▸ PROBLEM STATEMENT
Would you show every line from the records that holds "data"?

===== LISTED ENTRIES

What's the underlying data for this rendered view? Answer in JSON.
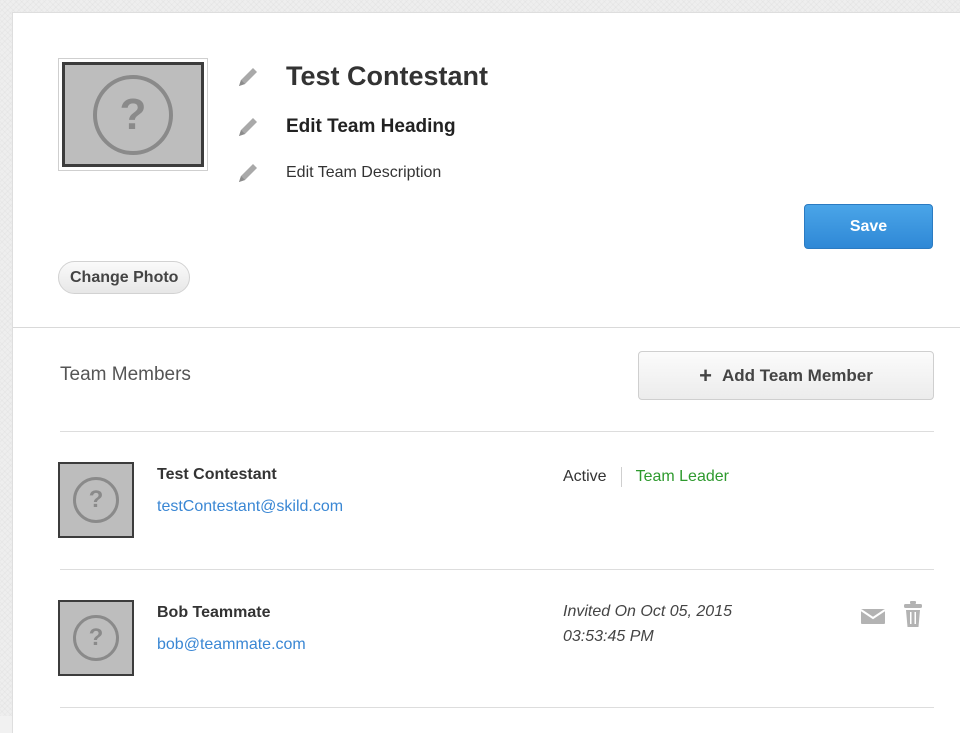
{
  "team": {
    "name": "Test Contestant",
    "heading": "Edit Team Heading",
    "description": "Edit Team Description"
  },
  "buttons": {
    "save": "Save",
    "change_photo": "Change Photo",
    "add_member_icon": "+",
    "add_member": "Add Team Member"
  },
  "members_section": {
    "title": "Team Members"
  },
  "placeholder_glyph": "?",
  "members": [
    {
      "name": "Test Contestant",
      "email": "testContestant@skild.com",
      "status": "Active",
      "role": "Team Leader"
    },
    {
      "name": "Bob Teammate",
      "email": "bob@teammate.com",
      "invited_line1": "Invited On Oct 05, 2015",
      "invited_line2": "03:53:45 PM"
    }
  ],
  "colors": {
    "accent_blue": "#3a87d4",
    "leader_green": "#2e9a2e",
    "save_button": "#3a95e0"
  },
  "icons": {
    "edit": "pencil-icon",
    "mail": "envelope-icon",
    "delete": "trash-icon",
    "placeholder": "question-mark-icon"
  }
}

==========
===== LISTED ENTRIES

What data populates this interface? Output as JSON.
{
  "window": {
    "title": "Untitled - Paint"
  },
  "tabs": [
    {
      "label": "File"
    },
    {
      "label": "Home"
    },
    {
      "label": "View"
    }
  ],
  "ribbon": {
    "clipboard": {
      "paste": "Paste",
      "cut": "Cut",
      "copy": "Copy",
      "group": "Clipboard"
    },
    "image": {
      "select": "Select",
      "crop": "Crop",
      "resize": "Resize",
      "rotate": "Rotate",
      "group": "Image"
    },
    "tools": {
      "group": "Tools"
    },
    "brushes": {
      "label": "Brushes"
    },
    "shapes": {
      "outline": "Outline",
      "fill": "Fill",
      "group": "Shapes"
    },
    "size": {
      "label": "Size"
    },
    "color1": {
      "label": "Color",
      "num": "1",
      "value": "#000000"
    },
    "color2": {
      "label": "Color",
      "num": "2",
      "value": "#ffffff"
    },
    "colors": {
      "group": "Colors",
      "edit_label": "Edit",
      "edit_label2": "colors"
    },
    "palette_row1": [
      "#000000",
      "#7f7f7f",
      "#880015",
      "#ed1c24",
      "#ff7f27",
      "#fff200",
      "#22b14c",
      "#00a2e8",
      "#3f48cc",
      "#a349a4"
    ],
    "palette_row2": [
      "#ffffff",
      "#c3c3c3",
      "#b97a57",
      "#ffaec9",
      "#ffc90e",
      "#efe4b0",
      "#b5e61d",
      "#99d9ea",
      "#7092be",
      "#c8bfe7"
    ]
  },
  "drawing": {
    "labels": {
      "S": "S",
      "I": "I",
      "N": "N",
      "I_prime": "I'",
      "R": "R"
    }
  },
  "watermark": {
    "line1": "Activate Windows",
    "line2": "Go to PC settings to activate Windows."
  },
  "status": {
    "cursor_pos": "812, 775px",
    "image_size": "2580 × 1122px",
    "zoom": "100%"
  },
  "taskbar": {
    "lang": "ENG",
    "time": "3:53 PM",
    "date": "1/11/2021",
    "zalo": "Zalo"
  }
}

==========
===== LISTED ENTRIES

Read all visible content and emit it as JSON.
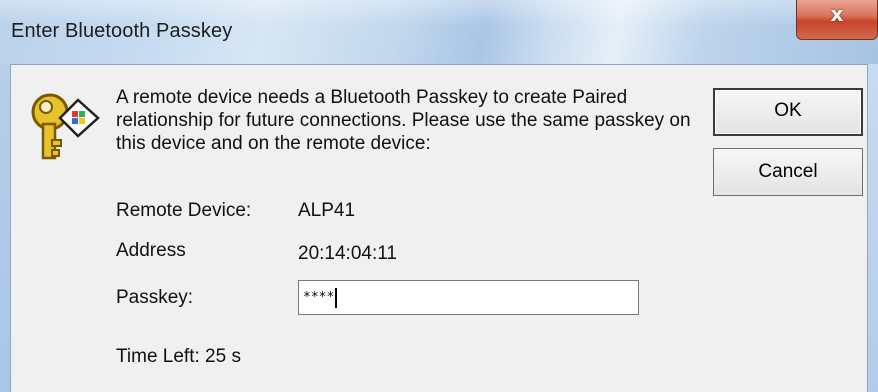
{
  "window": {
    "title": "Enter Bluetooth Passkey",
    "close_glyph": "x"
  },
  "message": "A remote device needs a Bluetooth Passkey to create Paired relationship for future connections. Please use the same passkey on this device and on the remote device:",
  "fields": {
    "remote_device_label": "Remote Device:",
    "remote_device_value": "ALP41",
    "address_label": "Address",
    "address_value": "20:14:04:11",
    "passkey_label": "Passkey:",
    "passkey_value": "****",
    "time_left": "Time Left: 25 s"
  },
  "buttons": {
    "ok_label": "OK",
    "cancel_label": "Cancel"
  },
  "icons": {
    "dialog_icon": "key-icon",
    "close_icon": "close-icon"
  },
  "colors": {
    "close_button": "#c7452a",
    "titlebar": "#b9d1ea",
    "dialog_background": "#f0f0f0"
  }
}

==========

▸ TASK RESULT
What's the underlying data for this rendered view? Answer in JSON.
What data populates this interface? Output as JSON.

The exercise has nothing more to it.